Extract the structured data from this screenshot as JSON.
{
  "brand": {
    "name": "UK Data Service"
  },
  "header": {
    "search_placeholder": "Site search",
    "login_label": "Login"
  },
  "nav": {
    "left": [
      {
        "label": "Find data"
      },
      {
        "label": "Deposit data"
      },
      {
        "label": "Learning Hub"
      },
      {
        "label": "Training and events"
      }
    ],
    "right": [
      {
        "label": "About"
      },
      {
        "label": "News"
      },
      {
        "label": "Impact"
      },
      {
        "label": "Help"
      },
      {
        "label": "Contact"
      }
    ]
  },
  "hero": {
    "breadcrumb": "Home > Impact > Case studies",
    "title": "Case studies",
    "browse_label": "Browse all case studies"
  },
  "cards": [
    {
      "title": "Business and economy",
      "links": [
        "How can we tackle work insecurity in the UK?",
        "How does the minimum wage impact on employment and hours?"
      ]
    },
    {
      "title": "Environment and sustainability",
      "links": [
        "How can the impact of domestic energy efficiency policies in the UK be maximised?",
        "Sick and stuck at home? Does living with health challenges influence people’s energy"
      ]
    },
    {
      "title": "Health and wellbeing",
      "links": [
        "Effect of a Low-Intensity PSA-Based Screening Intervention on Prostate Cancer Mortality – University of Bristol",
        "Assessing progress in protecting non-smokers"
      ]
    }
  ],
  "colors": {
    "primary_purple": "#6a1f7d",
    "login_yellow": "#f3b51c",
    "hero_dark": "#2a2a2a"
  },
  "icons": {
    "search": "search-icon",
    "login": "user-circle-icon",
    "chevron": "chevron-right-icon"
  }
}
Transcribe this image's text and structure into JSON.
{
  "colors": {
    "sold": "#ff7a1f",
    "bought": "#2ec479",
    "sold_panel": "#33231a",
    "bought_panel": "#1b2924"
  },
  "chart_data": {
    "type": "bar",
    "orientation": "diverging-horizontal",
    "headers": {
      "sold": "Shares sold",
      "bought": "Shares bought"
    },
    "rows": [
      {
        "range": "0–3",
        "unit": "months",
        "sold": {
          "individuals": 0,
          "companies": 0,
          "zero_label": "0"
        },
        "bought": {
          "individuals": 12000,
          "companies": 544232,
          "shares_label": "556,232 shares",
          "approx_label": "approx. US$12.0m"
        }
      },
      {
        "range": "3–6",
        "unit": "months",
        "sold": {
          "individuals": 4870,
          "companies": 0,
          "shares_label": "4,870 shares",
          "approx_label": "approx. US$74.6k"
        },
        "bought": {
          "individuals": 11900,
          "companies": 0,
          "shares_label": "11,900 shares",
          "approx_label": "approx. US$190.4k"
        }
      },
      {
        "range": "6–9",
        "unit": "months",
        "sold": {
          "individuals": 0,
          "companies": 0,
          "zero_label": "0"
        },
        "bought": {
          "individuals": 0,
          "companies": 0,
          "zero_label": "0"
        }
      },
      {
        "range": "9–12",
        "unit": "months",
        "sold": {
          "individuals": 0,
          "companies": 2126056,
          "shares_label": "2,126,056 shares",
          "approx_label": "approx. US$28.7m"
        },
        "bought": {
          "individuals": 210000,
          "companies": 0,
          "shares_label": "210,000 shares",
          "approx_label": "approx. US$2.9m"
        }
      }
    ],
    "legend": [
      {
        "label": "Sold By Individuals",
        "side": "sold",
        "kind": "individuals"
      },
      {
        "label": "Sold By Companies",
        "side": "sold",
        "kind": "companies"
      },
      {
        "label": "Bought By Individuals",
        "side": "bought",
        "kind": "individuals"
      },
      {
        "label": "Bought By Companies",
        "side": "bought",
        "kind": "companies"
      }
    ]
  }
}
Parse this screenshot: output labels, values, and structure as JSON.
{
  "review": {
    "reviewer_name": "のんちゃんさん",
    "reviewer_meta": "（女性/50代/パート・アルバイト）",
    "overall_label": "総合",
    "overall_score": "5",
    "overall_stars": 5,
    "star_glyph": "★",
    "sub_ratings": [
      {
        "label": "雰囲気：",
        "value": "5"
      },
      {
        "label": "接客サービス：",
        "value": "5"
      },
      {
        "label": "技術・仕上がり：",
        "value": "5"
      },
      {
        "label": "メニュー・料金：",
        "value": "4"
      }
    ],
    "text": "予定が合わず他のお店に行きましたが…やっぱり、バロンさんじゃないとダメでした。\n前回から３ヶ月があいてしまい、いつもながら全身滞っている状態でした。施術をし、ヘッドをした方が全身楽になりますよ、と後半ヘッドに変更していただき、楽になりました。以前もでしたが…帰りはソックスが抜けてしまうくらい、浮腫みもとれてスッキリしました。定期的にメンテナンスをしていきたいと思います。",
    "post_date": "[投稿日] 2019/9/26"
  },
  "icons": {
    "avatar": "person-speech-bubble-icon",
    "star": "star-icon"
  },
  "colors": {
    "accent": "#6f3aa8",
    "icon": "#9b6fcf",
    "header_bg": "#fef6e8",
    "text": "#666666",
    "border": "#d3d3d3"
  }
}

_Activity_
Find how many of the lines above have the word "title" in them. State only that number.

_Your response_
4